At Booklist we use the phrases “Adult Books” and “Books for Youth” to sort titles for old people from those for young ones. (That’s a tad over-simplified, but you get the idea.) It’s also how we define editors. (Kind of like the Sharks v. Jets but with less snapping.) When I first started at Booklist those terms carried strong associations, but with time and repetition the designations melted away, and “Books for Youth” was simply a way to refer to the editors down the hall or to the books in my office.
Recently, Books for Youth Editorial Assistant Maggie Raegan confessed that despite her enormous wit and intelligence (my words), she didn’t learn to read until she was in third grade (her words). That’s Maggie’s story to tell, but her anecdote reminded me of the books my dad and I read together when I was a kid.
Many of the books we read all those years ago
remain more vivid than books I read last year.
The selection process was democratic, requiring buy-in from both father and daughter, and we would read together most nights after dinner while mom was cleaning up. (Thanks, Mom!) I’m told that at one point I made it known I was no longer interested in reading with my dad because, “It’s booor-riing! He doesn’t do any voices, Mom!!” Apparently that message was relayed to the appropriate parental unit, who really brought his reading aloud A-game to our next session. As such, many of the books we read all those years ago remain more vivid than books I read last year. Behold!
The Chronicles of Narnia, by C. S. Lewis
Let’s all just admit we were shocked to learn that The Lion, The Witch and The Wardrobe was NOT, in fact, the first book in the series. Mind-blowing. I think this was the first long-haul reading I experienced, and my imagination took off like a kitten through a field of catnip. All parts of my brain were active, all neurons were firing as I painted the landscapes, fleshed out characters, and created far-away exploits. It was truly magical.
For more life-changing journeys, suspenseful plots, and inventive storytelling, check out Ian Chipman’s Read-alikes: New Narnias—Middle-Grade Graphic Fantasies.
Nancy Drew books, by Carolyn Keene
If Narnia tickled the creative in me, then Nancy Drew activated my analytic side. My dad asked questions as we went along, really engaging my reading comprehension, and I felt like I was Nancy’s right-hand woman Sherlocking with the best of them. (It probably also helped that the numerous writers were working with what one might call a formula.)
Looking for more young girl detectives? Read Ilene Cooper’s Core Collection: Nancy Drew Redux.
Hardy Boys books, by Franklin W. Dixon
Being the adventurous readers we were, we said why stop at Nancy? Why not read about the exploits of a male kiddo detective? Why not TWO KIDDO DETECTIVES?! We celebrated a good portion of the Hardy Boys catalog while developing a theory that the two series were written by the same author. It not yet being the age of the internet, we were left to our own speculation. (Just call us super-sleuths.)
Why the Whales Came, by Michael Morpurgo
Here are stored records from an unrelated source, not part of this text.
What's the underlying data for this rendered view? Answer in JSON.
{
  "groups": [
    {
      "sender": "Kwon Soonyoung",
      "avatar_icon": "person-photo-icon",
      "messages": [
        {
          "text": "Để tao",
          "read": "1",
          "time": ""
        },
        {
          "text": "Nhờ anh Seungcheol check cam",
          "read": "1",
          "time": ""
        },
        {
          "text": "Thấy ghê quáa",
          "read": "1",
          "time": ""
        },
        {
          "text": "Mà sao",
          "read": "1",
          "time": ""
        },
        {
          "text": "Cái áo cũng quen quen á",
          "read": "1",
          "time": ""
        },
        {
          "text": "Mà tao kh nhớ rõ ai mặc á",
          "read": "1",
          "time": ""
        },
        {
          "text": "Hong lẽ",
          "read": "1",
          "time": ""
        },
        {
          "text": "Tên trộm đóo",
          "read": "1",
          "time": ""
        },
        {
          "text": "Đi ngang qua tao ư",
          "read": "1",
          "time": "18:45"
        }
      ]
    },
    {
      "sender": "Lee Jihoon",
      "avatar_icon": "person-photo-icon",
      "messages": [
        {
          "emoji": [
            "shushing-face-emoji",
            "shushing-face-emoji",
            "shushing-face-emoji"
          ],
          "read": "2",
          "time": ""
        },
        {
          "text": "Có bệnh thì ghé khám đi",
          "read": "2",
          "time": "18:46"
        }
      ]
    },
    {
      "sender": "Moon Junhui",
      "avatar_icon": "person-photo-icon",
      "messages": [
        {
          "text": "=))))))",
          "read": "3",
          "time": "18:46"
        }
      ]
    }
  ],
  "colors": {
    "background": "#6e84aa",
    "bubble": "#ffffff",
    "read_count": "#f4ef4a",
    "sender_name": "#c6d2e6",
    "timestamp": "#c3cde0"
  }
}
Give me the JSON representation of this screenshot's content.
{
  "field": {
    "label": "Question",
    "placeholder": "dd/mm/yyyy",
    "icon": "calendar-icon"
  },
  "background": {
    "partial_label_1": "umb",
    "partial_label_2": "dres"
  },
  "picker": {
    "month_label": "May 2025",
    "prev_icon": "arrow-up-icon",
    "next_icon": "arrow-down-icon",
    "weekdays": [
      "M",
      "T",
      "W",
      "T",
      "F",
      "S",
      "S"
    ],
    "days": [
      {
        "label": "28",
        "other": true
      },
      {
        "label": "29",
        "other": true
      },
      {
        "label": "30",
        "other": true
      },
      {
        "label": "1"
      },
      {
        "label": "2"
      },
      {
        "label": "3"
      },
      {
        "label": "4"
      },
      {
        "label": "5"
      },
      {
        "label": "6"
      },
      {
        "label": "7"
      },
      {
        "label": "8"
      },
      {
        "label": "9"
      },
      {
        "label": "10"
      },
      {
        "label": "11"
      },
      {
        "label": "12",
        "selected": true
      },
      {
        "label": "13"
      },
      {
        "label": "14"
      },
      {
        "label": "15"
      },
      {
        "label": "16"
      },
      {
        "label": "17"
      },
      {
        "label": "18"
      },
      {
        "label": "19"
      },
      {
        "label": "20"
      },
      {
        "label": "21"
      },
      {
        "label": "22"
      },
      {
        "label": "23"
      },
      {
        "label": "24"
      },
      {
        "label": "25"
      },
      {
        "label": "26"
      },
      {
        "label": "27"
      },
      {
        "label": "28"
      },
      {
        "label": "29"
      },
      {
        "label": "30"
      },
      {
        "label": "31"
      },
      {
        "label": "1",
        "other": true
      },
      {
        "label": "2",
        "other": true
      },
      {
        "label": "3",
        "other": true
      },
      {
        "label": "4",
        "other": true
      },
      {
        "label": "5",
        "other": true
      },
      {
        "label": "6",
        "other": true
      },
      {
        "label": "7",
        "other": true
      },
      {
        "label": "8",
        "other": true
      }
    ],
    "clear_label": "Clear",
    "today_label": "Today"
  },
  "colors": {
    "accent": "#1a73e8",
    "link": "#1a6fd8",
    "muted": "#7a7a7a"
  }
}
We also read a lot of single titles, the stand-out being Morpurgo’s book about two kids and a mysterious character on the island of Bryher. It features curses (black magic, not f-bombs), danger, and narwhals. I highly recommend this title, especially if you want to experience a seven-year-old bawl her eyes out.
Maggie’s story is great for a lot of reasons, but I appreciate it most because it reminds me that “Books for Youth” isn’t just the words in a job title or a catch-all for the books in my office. It’s the portal to entire universes waiting to spark a love of reading.